* _Work instruction_: After finding the line with "Output a JSON" in the entries below, copy that line and each one after it exactly, through the last line, and omit pictures.

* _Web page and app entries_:
%%

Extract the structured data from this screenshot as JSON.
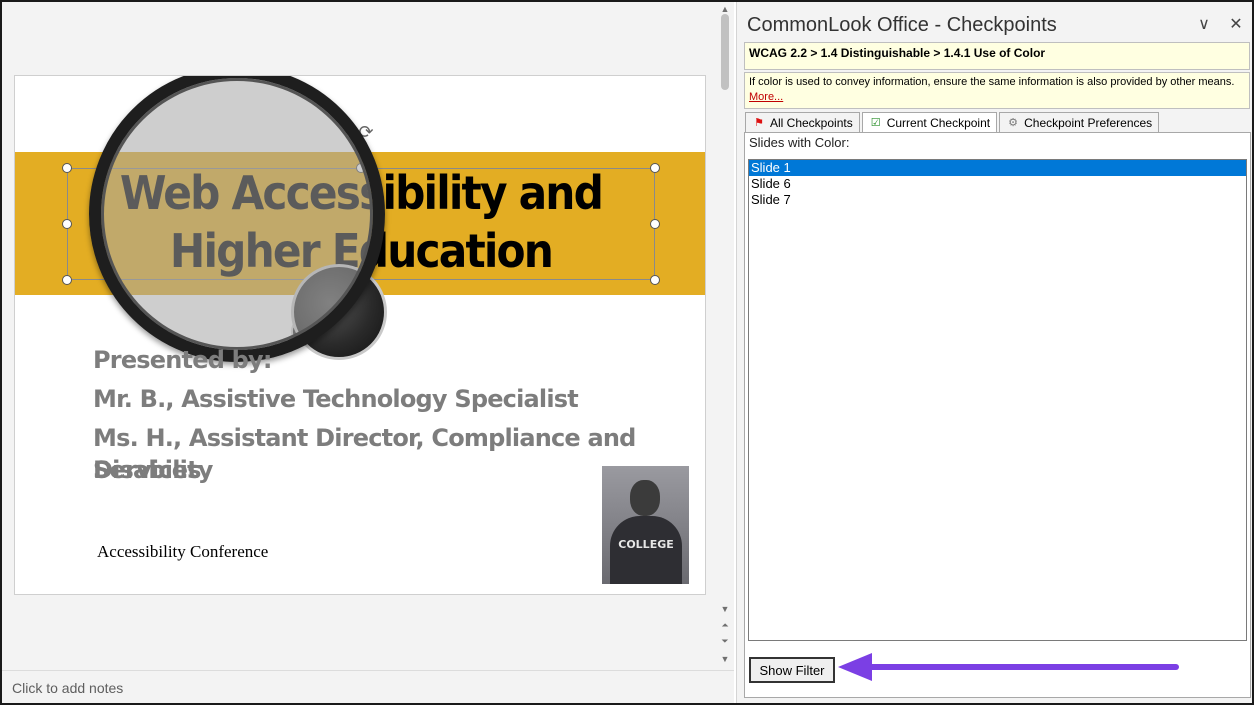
{
  "slide": {
    "title": "Web Accessibility and Higher Education",
    "presenter_lines": [
      "Presented by:",
      "Mr. B., Assistive Technology Specialist",
      "Ms. H., Assistant Director, Compliance and Disability",
      "Services"
    ],
    "footer_text": "Accessibility Conference",
    "photo_shirt_text": "COLLEGE",
    "band_color": "#e3ad23"
  },
  "notes": {
    "placeholder": "Click to add notes"
  },
  "pane": {
    "title": "CommonLook Office - Checkpoints",
    "breadcrumb": "WCAG 2.2 > 1.4 Distinguishable > 1.4.1 Use of Color",
    "description": "If color is used to convey information, ensure the same information is also provided by other means.",
    "more_link": "More...",
    "tabs": [
      {
        "label": "All Checkpoints",
        "icon": "checkpoints-flag-icon"
      },
      {
        "label": "Current Checkpoint",
        "icon": "current-checkpoint-icon"
      },
      {
        "label": "Checkpoint Preferences",
        "icon": "preferences-gear-icon"
      }
    ],
    "list_label": "Slides with Color:",
    "slides": [
      "Slide 1",
      "Slide 6",
      "Slide 7"
    ],
    "selected_index": 0,
    "show_filter_label": "Show Filter",
    "arrow_color": "#7b3fe4"
  }
}
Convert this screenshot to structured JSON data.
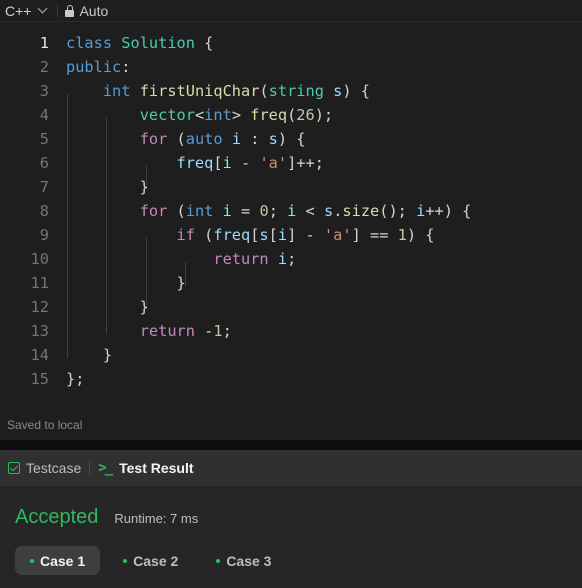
{
  "toolbar": {
    "language": "C++",
    "mode": "Auto"
  },
  "editor": {
    "lines": [
      {
        "n": "1"
      },
      {
        "n": "2"
      },
      {
        "n": "3"
      },
      {
        "n": "4"
      },
      {
        "n": "5"
      },
      {
        "n": "6"
      },
      {
        "n": "7"
      },
      {
        "n": "8"
      },
      {
        "n": "9"
      },
      {
        "n": "10"
      },
      {
        "n": "11"
      },
      {
        "n": "12"
      },
      {
        "n": "13"
      },
      {
        "n": "14"
      },
      {
        "n": "15"
      }
    ],
    "code": [
      "class Solution {",
      "public:",
      "    int firstUniqChar(string s) {",
      "        vector<int> freq(26);",
      "        for (auto i : s) {",
      "            freq[i - 'a']++;",
      "        }",
      "        for (int i = 0; i < s.size(); i++) {",
      "            if (freq[s[i] - 'a'] == 1) {",
      "                return i;",
      "            }",
      "        }",
      "        return -1;",
      "    }",
      "};"
    ]
  },
  "status": {
    "saved": "Saved to local"
  },
  "bottom": {
    "tabs": {
      "testcase": "Testcase",
      "test_result": "Test Result"
    },
    "result": {
      "verdict": "Accepted",
      "runtime": "Runtime: 7 ms"
    },
    "cases": [
      "Case 1",
      "Case 2",
      "Case 3"
    ]
  },
  "colors": {
    "accepted": "#2cbb5d",
    "keyword": "#569cd6",
    "control": "#c586c0",
    "type": "#4ec9b0",
    "function": "#dcdcaa",
    "number": "#b5cea8",
    "string": "#ce9178"
  }
}
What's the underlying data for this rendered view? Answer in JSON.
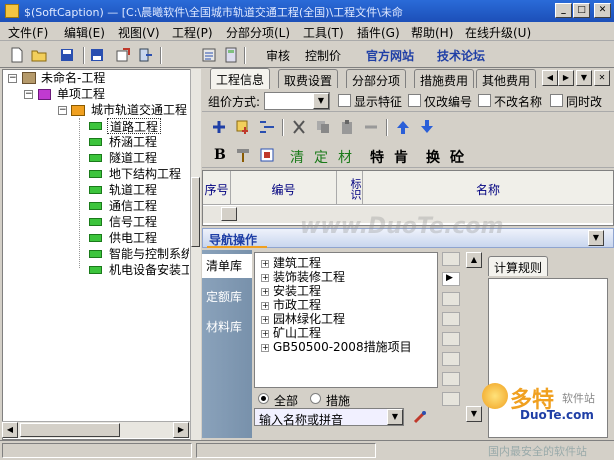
{
  "window": {
    "title": "$(SoftCaption)  —  [C:\\晨曦软件\\全国城市轨道交通工程(全国)\\工程文件\\未命"
  },
  "menu": [
    "文件(F)",
    "编辑(E)",
    "视图(V)",
    "工程(P)",
    "分部分项(L)",
    "工具(T)",
    "插件(G)",
    "帮助(H)",
    "在线升级(U)"
  ],
  "toolbar": {
    "audit": "审核",
    "control_price": "控制价",
    "official_site": "官方网站",
    "tech_forum": "技术论坛"
  },
  "tree": {
    "root": "未命名-工程",
    "single": "单项工程",
    "unit": "城市轨道交通工程",
    "leaves": [
      "道路工程",
      "桥涵工程",
      "隧道工程",
      "地下结构工程",
      "轨道工程",
      "通信工程",
      "信号工程",
      "供电工程",
      "智能与控制系统",
      "机电设备安装工"
    ]
  },
  "tabs": [
    "工程信息",
    "取费设置",
    "分部分项",
    "措施费用",
    "其他费用"
  ],
  "filters": {
    "group_label": "组价方式:",
    "show_feature": "显示特征",
    "code_only": "仅改编号",
    "keep_name": "不改名称",
    "simultaneous": "同时改"
  },
  "ops": {
    "b": "B",
    "qing": "清",
    "ding": "定",
    "cai": "材",
    "te": "特",
    "ken": "肯",
    "huan": "换",
    "jian": "砼"
  },
  "grid": {
    "cols": [
      "序号",
      "编号",
      "标识",
      "名称"
    ]
  },
  "nav": {
    "title": "导航操作",
    "left_tabs": [
      "清单库",
      "定额库",
      "材料库"
    ],
    "lib_items": [
      "建筑工程",
      "装饰装修工程",
      "安装工程",
      "市政工程",
      "园林绿化工程",
      "矿山工程",
      "GB50500-2008措施项目"
    ],
    "radio_all": "全部",
    "radio_measure": "措施",
    "search_placeholder": "输入名称或拼音",
    "calc_tab": "计算规则"
  },
  "watermark": {
    "site": "www.DuoTe.com",
    "brand": "多特",
    "brand_sub": "软件站",
    "brand_url": "DuoTe.com",
    "slogan": "国内最安全的软件站"
  },
  "colors": {
    "title_blue": "#1c4fb8",
    "leaf_green": "#3cc43c",
    "nav_tab_blue": "#7891ab"
  }
}
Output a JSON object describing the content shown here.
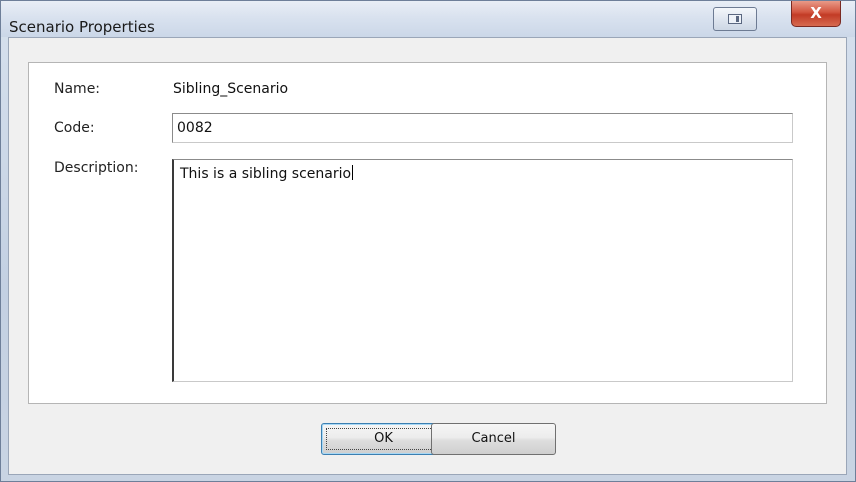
{
  "window": {
    "title": "Scenario Properties",
    "close_label": "X"
  },
  "form": {
    "name_label": "Name:",
    "name_value": "Sibling_Scenario",
    "code_label": "Code:",
    "code_value": "0082",
    "description_label": "Description:",
    "description_value": "This is a sibling scenario"
  },
  "buttons": {
    "ok_label": "OK",
    "cancel_label": "Cancel"
  },
  "icons": {
    "restore": "restore-window-icon",
    "close": "close-icon"
  },
  "colors": {
    "close_button": "#c23b25",
    "default_button_border": "#3c7fb1"
  }
}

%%

* _Answer space_:
Output a JSON object describing the content shown here.
{
  "window": {
    "title": "Scenario Properties",
    "close_label": "X"
  },
  "form": {
    "name_label": "Name:",
    "name_value": "Sibling_Scenario",
    "code_label": "Code:",
    "code_value": "0082",
    "description_label": "Description:",
    "description_value": "This is a sibling scenario"
  },
  "buttons": {
    "ok_label": "OK",
    "cancel_label": "Cancel"
  },
  "icons": {
    "restore": "restore-window-icon",
    "close": "close-icon"
  },
  "colors": {
    "close_button": "#c23b25",
    "default_button_border": "#3c7fb1"
  }
}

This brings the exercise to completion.